-------- Information supplied

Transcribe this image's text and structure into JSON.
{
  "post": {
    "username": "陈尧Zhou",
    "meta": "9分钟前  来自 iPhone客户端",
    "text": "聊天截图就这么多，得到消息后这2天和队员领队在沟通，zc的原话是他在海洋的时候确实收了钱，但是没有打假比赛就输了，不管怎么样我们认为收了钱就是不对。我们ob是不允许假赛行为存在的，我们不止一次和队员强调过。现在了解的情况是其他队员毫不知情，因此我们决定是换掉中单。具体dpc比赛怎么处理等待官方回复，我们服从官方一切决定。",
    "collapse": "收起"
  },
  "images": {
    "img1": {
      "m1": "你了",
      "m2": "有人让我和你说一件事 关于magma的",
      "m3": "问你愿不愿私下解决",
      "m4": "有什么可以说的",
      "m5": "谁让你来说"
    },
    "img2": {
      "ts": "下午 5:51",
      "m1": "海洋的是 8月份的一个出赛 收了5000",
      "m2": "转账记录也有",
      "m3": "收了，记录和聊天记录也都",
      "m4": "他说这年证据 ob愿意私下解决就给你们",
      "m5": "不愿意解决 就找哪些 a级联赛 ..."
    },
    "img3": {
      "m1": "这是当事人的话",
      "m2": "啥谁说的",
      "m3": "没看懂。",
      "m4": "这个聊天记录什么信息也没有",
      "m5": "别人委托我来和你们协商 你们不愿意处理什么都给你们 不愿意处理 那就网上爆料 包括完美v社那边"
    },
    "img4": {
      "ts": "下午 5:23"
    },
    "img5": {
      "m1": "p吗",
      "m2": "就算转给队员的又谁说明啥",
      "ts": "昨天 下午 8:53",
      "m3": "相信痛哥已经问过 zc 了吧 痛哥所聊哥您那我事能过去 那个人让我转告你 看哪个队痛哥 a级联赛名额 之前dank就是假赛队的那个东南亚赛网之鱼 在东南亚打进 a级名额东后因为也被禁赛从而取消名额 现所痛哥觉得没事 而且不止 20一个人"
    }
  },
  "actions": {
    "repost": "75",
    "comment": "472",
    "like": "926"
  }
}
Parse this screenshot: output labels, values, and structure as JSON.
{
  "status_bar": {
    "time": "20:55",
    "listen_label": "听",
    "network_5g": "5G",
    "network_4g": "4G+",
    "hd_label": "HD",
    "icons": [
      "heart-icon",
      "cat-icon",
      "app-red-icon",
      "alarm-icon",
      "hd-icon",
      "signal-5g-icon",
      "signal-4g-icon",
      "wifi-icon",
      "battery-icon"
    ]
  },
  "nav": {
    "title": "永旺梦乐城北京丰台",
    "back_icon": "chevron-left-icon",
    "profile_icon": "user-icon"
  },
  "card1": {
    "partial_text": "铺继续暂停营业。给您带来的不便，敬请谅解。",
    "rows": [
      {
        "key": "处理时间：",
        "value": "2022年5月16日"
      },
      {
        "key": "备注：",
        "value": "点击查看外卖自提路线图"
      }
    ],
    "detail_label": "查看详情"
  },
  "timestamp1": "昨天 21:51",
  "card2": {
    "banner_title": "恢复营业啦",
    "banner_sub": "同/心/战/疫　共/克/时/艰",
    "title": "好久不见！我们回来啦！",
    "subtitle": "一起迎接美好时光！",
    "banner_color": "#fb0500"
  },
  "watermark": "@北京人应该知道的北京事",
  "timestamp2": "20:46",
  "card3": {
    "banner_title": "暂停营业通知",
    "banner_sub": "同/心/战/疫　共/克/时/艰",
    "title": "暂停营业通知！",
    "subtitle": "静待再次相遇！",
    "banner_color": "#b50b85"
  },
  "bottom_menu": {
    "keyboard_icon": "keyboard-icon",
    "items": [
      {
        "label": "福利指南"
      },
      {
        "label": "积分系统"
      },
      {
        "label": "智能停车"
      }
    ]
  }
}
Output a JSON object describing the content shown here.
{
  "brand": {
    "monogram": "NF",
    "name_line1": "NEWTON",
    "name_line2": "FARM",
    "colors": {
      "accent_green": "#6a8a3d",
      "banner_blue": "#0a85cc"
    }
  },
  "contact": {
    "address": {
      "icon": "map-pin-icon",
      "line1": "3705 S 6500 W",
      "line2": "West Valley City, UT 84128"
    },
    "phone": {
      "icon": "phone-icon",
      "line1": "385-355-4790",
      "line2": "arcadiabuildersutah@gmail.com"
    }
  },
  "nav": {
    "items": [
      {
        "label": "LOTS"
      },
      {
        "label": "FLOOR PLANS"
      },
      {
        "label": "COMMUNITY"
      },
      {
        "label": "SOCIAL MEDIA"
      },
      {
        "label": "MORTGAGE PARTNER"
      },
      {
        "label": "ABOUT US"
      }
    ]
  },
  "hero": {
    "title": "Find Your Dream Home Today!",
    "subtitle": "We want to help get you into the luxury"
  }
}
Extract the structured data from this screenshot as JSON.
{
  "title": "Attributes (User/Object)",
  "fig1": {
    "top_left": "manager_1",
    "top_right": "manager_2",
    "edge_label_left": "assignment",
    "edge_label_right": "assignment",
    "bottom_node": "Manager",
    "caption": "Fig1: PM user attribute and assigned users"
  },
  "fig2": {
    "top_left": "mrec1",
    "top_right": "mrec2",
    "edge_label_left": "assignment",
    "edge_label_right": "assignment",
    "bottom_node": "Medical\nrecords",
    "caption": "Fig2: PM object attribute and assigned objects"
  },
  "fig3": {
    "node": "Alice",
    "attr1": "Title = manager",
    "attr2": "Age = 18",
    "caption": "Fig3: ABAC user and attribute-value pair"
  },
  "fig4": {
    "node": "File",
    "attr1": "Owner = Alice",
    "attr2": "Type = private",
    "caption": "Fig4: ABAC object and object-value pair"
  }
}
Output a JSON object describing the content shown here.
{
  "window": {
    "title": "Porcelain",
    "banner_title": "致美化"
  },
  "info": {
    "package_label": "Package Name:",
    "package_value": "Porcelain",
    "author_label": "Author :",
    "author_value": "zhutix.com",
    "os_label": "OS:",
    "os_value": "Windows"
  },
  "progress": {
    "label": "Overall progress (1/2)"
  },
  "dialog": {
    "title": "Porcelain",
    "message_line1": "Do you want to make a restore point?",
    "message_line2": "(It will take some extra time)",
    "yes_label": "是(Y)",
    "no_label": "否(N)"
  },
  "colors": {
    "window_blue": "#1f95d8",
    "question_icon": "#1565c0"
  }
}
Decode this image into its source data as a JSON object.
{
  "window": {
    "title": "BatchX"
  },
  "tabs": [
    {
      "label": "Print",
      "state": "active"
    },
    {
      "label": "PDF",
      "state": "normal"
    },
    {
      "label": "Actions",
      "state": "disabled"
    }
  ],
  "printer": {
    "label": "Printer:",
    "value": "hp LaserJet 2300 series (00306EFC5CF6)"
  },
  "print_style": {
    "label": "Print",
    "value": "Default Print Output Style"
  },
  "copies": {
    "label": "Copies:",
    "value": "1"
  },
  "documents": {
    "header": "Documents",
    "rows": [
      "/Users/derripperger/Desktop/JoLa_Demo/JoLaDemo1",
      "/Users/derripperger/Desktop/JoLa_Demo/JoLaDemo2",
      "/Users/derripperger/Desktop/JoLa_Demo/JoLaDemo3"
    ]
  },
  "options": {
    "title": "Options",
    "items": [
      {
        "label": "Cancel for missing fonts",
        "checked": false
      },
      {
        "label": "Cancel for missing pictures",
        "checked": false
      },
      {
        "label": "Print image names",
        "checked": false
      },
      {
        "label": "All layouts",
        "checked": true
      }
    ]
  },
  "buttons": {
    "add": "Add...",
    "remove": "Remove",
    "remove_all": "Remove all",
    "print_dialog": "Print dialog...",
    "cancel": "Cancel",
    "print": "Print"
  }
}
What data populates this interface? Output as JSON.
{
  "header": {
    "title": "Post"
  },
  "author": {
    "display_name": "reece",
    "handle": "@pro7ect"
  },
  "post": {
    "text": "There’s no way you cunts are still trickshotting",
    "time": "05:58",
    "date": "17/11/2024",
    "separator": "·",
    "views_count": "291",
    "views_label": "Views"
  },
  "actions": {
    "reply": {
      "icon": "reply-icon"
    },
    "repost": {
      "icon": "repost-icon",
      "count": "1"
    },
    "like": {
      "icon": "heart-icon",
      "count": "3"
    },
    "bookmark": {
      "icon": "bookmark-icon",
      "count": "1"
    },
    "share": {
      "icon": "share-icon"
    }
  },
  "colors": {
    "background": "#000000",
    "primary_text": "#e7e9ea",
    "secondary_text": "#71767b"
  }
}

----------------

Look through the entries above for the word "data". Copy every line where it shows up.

Solution below
Extract the structured data from this screenshot as JSON.
Decode this image into its source data as a JSON object.
What data populates this interface? Output as JSON.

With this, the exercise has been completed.